Web page and app entries
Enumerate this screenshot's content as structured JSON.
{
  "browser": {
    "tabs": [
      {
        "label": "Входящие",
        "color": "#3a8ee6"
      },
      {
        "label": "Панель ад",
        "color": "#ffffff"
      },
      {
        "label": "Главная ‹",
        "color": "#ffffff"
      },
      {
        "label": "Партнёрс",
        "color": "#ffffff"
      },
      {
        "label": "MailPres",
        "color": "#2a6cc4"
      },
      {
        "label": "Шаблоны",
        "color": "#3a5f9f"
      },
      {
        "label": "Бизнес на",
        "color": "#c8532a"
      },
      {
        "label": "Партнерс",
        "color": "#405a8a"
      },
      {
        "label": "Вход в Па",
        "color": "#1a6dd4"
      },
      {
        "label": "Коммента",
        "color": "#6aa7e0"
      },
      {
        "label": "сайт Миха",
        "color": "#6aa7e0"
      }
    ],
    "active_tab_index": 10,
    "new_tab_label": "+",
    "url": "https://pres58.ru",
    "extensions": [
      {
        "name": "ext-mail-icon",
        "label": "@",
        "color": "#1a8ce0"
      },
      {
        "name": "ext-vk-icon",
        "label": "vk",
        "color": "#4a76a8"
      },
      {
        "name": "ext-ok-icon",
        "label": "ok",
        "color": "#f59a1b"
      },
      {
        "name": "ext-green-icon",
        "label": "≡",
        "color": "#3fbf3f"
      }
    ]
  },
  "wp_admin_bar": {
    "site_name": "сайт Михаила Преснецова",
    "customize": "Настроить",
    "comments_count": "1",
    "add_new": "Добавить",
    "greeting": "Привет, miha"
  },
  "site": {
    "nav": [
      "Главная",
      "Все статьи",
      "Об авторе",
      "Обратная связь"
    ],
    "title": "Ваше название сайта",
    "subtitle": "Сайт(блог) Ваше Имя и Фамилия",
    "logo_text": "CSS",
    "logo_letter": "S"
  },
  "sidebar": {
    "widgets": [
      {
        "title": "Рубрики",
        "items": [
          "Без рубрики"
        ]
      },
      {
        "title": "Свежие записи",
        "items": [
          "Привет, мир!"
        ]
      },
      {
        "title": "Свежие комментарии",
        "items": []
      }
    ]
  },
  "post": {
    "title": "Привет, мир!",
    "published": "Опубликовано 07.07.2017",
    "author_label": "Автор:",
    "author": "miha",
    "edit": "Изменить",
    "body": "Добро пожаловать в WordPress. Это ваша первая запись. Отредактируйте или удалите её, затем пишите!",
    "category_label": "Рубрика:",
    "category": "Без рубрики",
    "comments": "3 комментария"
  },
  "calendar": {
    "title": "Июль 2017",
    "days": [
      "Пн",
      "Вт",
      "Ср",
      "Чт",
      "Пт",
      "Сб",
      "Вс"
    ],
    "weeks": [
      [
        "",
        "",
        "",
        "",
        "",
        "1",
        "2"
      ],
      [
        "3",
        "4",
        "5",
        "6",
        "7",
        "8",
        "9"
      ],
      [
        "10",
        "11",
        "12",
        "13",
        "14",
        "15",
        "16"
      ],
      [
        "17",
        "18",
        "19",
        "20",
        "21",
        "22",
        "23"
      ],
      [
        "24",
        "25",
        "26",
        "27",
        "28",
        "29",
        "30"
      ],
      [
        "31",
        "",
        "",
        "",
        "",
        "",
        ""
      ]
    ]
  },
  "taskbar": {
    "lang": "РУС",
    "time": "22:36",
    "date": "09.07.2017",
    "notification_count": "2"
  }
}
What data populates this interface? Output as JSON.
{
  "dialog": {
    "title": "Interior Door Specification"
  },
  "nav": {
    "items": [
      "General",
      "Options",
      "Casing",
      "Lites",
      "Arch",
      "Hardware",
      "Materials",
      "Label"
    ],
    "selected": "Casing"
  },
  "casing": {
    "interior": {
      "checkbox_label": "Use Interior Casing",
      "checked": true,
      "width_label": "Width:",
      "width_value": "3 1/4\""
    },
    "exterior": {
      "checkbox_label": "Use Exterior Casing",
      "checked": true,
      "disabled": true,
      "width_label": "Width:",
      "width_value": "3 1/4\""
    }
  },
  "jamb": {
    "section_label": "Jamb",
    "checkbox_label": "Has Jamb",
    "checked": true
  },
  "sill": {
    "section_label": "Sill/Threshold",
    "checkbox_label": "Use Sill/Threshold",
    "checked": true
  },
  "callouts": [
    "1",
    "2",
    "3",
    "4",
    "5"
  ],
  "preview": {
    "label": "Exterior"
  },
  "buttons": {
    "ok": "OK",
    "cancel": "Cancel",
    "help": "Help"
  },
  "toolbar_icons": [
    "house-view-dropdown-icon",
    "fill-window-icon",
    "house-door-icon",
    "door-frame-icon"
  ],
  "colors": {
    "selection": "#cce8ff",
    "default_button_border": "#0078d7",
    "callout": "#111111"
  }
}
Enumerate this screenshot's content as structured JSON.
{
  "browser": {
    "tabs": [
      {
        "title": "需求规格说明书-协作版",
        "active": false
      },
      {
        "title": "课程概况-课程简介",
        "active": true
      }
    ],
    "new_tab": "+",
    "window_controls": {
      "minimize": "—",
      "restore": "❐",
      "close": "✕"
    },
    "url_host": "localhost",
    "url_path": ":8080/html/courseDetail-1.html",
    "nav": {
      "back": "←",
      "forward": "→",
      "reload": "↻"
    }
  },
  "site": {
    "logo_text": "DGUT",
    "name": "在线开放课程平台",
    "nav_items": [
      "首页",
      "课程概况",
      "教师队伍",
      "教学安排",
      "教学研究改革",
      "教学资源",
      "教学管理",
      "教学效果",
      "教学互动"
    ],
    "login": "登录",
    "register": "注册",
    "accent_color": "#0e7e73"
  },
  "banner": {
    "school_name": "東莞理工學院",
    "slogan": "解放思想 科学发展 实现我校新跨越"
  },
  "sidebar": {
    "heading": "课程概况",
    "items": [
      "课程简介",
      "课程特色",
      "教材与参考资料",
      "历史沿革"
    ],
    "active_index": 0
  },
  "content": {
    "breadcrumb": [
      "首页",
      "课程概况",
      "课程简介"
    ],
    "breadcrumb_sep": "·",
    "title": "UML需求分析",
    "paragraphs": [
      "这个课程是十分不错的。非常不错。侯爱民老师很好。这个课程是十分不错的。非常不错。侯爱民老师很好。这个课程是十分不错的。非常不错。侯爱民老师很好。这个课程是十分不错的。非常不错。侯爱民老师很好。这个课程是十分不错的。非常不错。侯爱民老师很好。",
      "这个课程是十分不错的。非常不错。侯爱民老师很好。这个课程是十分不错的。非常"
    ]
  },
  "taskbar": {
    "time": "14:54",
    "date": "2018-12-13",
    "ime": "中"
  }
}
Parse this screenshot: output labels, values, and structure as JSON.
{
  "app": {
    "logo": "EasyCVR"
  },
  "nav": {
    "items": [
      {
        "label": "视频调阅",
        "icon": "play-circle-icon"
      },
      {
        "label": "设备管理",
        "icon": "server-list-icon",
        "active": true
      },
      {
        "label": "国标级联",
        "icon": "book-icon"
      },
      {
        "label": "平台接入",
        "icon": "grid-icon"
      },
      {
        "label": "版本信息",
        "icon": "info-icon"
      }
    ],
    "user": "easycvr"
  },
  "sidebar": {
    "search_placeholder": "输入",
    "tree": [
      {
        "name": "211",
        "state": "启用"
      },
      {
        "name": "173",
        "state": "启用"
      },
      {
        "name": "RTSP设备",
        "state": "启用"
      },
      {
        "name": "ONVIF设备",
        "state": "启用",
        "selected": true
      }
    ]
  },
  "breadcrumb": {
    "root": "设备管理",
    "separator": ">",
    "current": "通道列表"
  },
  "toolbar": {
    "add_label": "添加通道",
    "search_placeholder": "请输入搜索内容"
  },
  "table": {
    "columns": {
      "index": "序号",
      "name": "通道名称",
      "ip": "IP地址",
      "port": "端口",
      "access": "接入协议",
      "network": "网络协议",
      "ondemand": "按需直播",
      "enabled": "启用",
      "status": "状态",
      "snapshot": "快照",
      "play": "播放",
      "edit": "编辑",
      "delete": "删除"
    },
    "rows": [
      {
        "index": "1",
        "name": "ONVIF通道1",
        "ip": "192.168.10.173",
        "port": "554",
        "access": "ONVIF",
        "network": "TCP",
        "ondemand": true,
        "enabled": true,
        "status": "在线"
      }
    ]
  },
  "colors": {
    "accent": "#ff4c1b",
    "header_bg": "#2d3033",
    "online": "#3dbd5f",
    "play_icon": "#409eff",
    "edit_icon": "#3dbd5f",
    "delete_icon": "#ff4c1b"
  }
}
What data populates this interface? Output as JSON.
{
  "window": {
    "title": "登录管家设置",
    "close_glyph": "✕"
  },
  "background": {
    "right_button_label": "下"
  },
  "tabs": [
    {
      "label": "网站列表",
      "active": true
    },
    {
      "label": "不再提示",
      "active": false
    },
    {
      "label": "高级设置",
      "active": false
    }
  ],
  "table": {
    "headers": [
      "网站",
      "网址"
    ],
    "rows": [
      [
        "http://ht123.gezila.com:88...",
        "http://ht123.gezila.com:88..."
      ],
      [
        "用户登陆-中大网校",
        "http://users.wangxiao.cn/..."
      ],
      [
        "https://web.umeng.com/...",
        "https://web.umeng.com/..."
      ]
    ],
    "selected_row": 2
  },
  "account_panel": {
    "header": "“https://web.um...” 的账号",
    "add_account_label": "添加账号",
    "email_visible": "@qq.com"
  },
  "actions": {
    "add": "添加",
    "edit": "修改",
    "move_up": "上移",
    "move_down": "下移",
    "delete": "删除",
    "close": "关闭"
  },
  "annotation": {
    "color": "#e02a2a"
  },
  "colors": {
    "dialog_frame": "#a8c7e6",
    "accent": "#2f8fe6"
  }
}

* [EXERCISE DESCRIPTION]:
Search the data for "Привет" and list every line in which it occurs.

* [TASK SOLUTION]:
    "greeting": "Привет, miha"
          "Привет, мир!"
    "title": "Привет, мир!",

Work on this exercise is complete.